Before dying, Thomas received the Viaticum with tremendous devotion and submitted all his writings, especially on the Blessed Sacrament, to the judgment of the Church. The Church's judgment has been clear: for over 700 years, the magisterium has held up St Thomas Aquinas's writings as the norm and measure of studies in the Catholic Church. At the Council of Trent, alongside the Bible was placed the Summa theologiae as a trustworthy reference. And why? As the early biographers relate, Thomas heard one day the voice of Christ saying to him: "You have written well of me, Thomas. What reward would you have?" To which the friar replied: "Only yourself, Lord." This was the reward he always sought, and it was the reward given to him.

Most people think of Aquinas as an argumentative scholar, if not a proto-rationalist. And there is no doubt he was philosophically acute, syllogistically supple, dialectically driven. But he was above all a man of faith, pervasive prayer, intense devotion, and radical service to his neighbor.

As a young boy, he was saturated with the liturgical life of the Benedictines. As a young man, he threw in his lot with controversial mendicant itinerant preachers who demanded that he "follow poor the poor Christ." That's not something your typical rationalist would do. As a student, he was a faithful companion to Albert the Great, assisting him in his work. As a professor, he wrote book after book, not having exclusively his own "research interests" in mind, but primarily responding to the needs of others: his students (e.g., the commentaries on Aristotle), fellow preachers (e.g., the two Summae), fellow religious (e.g., polemical works in defense of the Mendicants, expert responses to questions from the master general and from far-flung missions), and, indeed, the entire body of Catholics, when he composed at Pope Urban IV's request the Office and Mass of Corpus Christi, the greatest masterpiece in the Latin liturgical books.

Even at the end of his life, shattered and exhausted, he began the journey to Lyon to participate in a council, unusually riding on horseback due to his weak condition, rather than tromping the roads as he had done the rest of his life, as mendicants were required to do out of their vow of poverty.
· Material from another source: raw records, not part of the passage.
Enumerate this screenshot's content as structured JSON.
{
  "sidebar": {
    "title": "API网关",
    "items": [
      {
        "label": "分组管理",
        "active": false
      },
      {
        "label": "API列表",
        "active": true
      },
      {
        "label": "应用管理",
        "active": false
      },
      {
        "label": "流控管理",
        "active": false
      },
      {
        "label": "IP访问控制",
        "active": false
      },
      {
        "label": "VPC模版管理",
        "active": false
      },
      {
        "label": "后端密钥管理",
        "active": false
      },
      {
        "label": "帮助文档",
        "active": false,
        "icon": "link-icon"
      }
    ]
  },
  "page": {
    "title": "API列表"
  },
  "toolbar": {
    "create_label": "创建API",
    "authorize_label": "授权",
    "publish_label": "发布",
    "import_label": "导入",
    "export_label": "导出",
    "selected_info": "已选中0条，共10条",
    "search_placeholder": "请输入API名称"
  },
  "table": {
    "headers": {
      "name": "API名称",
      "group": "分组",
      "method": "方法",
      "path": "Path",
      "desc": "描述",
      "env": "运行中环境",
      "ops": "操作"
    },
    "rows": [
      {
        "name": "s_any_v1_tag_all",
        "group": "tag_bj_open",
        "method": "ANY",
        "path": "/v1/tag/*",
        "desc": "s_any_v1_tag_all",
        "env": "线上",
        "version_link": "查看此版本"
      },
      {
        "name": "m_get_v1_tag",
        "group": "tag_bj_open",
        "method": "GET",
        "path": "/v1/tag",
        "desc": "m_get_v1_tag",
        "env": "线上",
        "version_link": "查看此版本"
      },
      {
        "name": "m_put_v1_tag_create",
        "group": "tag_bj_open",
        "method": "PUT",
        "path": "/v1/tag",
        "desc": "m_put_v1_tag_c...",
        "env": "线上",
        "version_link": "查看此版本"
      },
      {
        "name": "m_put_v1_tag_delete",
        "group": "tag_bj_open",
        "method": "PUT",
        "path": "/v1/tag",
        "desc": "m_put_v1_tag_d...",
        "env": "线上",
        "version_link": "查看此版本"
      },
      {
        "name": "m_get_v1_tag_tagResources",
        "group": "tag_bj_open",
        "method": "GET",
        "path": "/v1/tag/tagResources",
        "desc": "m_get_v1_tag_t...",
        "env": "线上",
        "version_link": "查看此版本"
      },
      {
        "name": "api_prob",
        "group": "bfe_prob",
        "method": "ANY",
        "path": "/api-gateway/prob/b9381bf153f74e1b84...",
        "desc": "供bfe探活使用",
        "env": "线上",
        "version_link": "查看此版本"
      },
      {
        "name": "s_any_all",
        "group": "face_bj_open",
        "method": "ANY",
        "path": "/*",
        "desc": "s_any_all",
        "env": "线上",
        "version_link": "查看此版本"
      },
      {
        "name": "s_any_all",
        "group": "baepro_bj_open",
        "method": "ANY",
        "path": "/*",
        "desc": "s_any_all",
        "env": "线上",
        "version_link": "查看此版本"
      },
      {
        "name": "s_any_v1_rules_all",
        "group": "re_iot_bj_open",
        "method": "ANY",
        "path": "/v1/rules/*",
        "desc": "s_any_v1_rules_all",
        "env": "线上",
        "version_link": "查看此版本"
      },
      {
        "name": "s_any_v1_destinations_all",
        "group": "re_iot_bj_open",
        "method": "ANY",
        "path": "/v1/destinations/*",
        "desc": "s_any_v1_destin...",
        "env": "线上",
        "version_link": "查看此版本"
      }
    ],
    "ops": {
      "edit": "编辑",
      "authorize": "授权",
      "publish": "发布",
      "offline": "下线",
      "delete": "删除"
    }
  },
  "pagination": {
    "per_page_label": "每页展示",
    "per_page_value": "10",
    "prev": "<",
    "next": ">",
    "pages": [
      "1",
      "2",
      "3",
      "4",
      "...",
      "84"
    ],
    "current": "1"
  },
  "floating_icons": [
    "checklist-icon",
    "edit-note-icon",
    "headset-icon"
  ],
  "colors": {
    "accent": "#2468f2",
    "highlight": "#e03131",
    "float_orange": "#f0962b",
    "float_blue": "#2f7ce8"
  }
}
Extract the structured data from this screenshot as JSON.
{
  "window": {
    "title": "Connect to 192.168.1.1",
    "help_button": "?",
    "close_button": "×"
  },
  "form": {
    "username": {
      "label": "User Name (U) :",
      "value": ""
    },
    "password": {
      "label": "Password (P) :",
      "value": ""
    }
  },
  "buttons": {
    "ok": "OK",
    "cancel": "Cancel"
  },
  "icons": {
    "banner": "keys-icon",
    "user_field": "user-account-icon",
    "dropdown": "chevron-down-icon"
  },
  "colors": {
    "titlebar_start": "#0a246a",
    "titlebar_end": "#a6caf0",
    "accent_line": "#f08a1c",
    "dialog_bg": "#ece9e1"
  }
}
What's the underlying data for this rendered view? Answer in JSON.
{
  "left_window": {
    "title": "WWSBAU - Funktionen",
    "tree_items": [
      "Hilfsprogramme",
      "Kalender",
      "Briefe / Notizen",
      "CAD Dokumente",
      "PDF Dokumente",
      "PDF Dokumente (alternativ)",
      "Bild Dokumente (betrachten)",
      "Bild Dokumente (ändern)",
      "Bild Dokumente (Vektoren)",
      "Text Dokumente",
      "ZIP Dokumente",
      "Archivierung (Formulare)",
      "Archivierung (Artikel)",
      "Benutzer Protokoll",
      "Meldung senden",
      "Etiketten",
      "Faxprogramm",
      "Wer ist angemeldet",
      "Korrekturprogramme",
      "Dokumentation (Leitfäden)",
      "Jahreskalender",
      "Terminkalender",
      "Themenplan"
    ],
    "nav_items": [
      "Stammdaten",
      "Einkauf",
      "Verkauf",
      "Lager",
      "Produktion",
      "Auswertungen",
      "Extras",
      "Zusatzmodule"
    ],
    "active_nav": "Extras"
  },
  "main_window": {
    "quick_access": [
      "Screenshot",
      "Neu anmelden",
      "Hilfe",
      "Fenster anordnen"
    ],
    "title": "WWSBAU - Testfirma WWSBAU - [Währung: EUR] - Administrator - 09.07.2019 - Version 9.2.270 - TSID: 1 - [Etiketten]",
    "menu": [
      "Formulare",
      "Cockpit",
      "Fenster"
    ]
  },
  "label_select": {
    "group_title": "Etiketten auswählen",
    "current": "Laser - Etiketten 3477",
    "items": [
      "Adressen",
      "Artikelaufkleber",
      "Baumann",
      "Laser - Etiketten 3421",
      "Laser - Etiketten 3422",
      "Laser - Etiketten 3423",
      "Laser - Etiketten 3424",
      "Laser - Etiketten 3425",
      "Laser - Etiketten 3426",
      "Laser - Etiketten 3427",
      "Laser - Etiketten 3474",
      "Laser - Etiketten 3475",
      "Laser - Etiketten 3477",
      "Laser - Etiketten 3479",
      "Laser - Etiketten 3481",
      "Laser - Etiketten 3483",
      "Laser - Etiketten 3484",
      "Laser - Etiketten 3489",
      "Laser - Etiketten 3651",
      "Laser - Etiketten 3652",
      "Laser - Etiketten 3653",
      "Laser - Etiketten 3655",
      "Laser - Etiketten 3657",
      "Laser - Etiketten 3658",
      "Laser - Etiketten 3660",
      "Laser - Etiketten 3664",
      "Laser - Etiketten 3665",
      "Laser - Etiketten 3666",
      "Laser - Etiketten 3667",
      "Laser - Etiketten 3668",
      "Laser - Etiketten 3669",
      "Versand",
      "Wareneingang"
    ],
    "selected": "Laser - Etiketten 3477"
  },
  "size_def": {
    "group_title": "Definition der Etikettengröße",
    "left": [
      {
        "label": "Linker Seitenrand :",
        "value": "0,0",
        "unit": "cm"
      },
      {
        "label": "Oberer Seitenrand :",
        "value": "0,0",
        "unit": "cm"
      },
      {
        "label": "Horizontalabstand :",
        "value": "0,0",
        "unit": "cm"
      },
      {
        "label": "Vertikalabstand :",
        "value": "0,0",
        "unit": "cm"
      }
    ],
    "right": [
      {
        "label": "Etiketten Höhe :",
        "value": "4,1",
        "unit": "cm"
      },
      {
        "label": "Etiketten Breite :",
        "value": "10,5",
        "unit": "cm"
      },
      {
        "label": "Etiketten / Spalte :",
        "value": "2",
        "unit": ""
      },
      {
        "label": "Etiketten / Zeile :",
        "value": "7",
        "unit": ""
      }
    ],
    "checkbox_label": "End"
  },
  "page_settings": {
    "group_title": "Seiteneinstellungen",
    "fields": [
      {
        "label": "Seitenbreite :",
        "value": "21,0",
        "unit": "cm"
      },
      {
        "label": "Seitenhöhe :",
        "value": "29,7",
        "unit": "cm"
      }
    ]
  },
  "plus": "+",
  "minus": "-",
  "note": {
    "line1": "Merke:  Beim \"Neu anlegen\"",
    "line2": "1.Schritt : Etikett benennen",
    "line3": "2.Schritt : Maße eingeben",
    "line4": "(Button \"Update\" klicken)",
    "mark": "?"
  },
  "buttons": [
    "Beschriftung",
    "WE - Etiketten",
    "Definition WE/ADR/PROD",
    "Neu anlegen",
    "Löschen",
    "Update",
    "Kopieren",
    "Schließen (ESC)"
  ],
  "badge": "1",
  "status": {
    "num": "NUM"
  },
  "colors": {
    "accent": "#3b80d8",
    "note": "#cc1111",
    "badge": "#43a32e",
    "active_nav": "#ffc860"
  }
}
What is perhaps least known about this great saint is his liturgical theology and spirit. As his early biographer William of Tocco puts it:

He was especially devoted to the most holy Sacrament of the Altar; since it had been granted him to write so profoundly of this, he was likewise given grace to celebrate it all the more devoutly…. During Mass he often would be seized by such strong feelings of devotion that he dissolved in tears, because he was absorbed in the holy mysteries of the great sacrament and invigorated by its offering.

In a biographical sketch, Fr Simon Tugwell observes:

Thomas’ deep devotion to the Mass emerges clearly from all our sources. Sometimes he evidently became deeply absorbed in it and was profoundly moved by it. Toward the end of his life he sometimes became so absorbed that he just stopped and had to be roused by the brethren to continue with the celebration.

If we would see up-close how attentive St Thomas Aquinas was to the Latin ceremonies he performed (already by that time, in the thirteenth century, viewed as immemorial and “set in place”!), how conscious he was of their numerous open and hidden meanings, how ready to defend their legitimacy and fittingness, we need look no further than to certain extensive passages of his writing where he comments on the liturgy much as he does on Scripture or the Philosopher.

Happily, the work of collecting and synthesizing the relevant passages from Aquinas’s writings has been completed in time for this 750th anniversary by Urban Hannon in his new book Thomistic Mystagogy (Os Justi Press), which I encourage you to check out.

I wish one and all a happy feast of St Thomas Aquinas!